(Exercise description): An identical copy of all records below is to be written out.

------ Source records ------

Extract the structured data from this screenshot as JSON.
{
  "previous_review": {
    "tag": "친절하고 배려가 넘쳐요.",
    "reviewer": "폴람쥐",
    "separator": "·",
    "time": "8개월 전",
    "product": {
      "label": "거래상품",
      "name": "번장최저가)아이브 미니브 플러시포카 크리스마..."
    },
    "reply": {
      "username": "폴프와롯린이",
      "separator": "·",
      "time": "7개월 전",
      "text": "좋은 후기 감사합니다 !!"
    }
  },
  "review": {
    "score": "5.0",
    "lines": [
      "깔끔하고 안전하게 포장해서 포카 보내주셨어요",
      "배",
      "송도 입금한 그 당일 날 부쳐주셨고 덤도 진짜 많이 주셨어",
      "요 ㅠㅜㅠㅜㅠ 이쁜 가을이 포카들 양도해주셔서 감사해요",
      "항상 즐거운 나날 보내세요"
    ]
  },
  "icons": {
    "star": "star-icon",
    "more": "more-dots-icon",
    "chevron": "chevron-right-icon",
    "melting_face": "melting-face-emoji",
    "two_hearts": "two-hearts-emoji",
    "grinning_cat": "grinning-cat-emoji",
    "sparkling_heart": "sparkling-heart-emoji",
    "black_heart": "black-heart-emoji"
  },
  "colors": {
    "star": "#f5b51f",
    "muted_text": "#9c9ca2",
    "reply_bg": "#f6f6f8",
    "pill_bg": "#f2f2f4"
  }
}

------

(Solution to this exercise):
Extract the structured data from this screenshot as JSON.
{
  "previous_review": {
    "tag": "친절하고 배려가 넘쳐요.",
    "reviewer": "폴람쥐",
    "separator": "·",
    "time": "8개월 전",
    "product": {
      "label": "거래상품",
      "name": "번장최저가)아이브 미니브 플러시포카 크리스마..."
    },
    "reply": {
      "username": "폴프와롯린이",
      "separator": "·",
      "time": "7개월 전",
      "text": "좋은 후기 감사합니다 !!"
    }
  },
  "review": {
    "score": "5.0",
    "lines": [
      "깔끔하고 안전하게 포장해서 포카 보내주셨어요",
      "배",
      "송도 입금한 그 당일 날 부쳐주셨고 덤도 진짜 많이 주셨어",
      "요 ㅠㅜㅠㅜㅠ 이쁜 가을이 포카들 양도해주셔서 감사해요",
      "항상 즐거운 나날 보내세요"
    ]
  },
  "icons": {
    "star": "star-icon",
    "more": "more-dots-icon",
    "chevron": "chevron-right-icon",
    "melting_face": "melting-face-emoji",
    "two_hearts": "two-hearts-emoji",
    "grinning_cat": "grinning-cat-emoji",
    "sparkling_heart": "sparkling-heart-emoji",
    "black_heart": "black-heart-emoji"
  },
  "colors": {
    "star": "#f5b51f",
    "muted_text": "#9c9ca2",
    "reply_bg": "#f6f6f8",
    "pill_bg": "#f2f2f4"
  }
}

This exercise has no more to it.